Blockchain can prevent fraud in the food industry
Inspections by the Danish Food Administration have revealed that a large share of the extra virgin olive oil for sale in Danish supermarkets actually contain an inferior product. In his thesis project from ITU, Kristoffer Just investigated whether blockchain technology can make the supply chain more transparent - for the benefit of consumers and retailers alike.
Why did you decide to work with blockchain?
During my studies, I worked on various blockchain projects, and I am very interested in the food industry, so I decided to combine my interests in the thesis project.
As consumers, we know very little about where our food originally comes from. For example, a bottle of olive oil goes through many hands before it ends up in the supermarket, and the process is not necessarily linear.
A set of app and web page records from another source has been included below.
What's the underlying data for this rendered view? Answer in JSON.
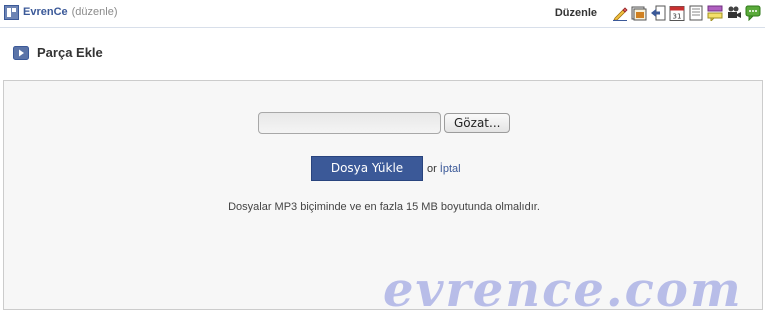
{
  "header": {
    "brand_name": "EvrenCe",
    "brand_edit": "(düzenle)",
    "toolbar_label": "Düzenle",
    "toolbar_icons": [
      "pencil-icon",
      "photo-album-icon",
      "export-icon",
      "calendar-icon",
      "document-icon",
      "comment-list-icon",
      "video-camera-icon",
      "chat-bubble-icon"
    ],
    "calendar_day": "31"
  },
  "section": {
    "title": "Parça Ekle"
  },
  "upload": {
    "file_value": "",
    "browse_label": "Gözat...",
    "submit_label": "Dosya Yükle",
    "or_text": "or",
    "cancel_label": "İptal",
    "note": "Dosyalar MP3 biçiminde ve en fazla 15 MB boyutunda olmalıdır."
  },
  "watermark": "evrence.com",
  "colors": {
    "brand": "#3b5998",
    "panel_bg": "#f7f7f7",
    "watermark": "#b8bde8"
  }
}
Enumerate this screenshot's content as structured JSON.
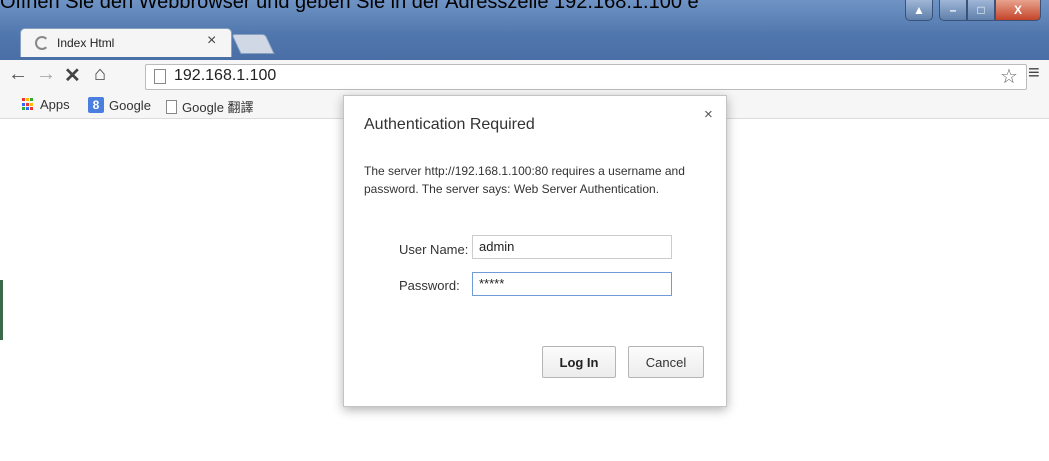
{
  "caption": "Öffnen Sie den Webbrowser und geben Sie in der Adresszeile 192.168.1.100 e",
  "tab": {
    "title": "Index Html",
    "close": "×"
  },
  "window_controls": {
    "user": "▲",
    "minimize": "–",
    "maximize": "□",
    "close": "X"
  },
  "toolbar": {
    "back": "←",
    "forward": "→",
    "stop": "✕",
    "home": "⌂",
    "url": "192.168.1.100",
    "star": "☆",
    "menu": "≡"
  },
  "bookmarks": [
    {
      "label": "Apps"
    },
    {
      "label": "Google"
    },
    {
      "label": "Google 翻譯"
    }
  ],
  "dialog": {
    "title": "Authentication Required",
    "close": "×",
    "message": "The server http://192.168.1.100:80 requires a username and password. The server says: Web Server Authentication.",
    "username_label": "User Name:",
    "username_value": "admin",
    "password_label": "Password:",
    "password_value": "*****",
    "login_label": "Log In",
    "cancel_label": "Cancel"
  },
  "colors": {
    "titlebar": "#5579ae",
    "accent": "#6f9bd9",
    "close": "#c4442a"
  }
}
In the spring, the Food Administration's travel team found that only 6 out of 35 bottles of extra virgin olive oil in Danish supermarkets actually contained oil of a sufficiently high quality. This indicates that somewhere in the supply chain, somebody is dishonest about the product.
What did you investigate?
I wanted to trace the olive oil's journey through the supply chain and investigate whether a blockchain solution would help to increase the traceability of food and make the process more transparent.
I looked at the current supply chain to get an idea of how a blockchain-based solution might look and in addition, I investigated what blockchain can do for trust between actors in such a system.
What might a blockchain-based supply chain look like?
In a blockchain system, it will be registered each time a product is handled in some way. For example, when the olive oil is bottled, certified and transported. This information is visible to everyone in the supply chain, it is constantly updated and cannot be manipulated.
In a blockchain system, it will be registered each time a product is handled in some way. For example, when the olive oil is bottled, certified and transported. This information is visible to everyone in the supply chain, it is constantly updated and cannot be manipulated.«
That way, anyone with access to the blockchain could see exactly what hands the product has been through, all the way from the olive farmer to the shelf in the supermarket.
What potential does blockchain have in the food industry?
Blockchain is a very young and untested technology, and there are still technical challenges. But the technology offers great opportunities for increasing transparency and traceability in the supply chain, which can benefit both consumers, retailers and suppliers.
My interviews with both subcontractors and COOP Trading, a company that I collaborated with, showed that they see a big potential in the technology as it could increase trust between the different actors.
»As consumers, we could get a guarantee that the products we buy contain what is on label - for example that they are actually organic or fair trade. Supermarkets today have to trust that the supplier delivers the agreed-upon product, but in a blockchain system, they would have certainty. For suppliers, it would be a competitive advantage to be able to show through a blockchain certification that their products live up to what they promise.
As consumers, we could get a guarantee that the products we buy contain what is on label - for example that they are actually organic or fair trade.«
What are you doing today?
I work for the small startup called BLOC in Copenhagen Fintech Lab, where I work with blockchain in the industry as well as other industries. In fact, we have just received funding to explore the potential of blockchain-based supply chains – it is fantastic to be able to continue working on something that I find really interesting.
Vibeke Arildsen, Press Officer, phone 2555 0447, email firstname.lastname@example.org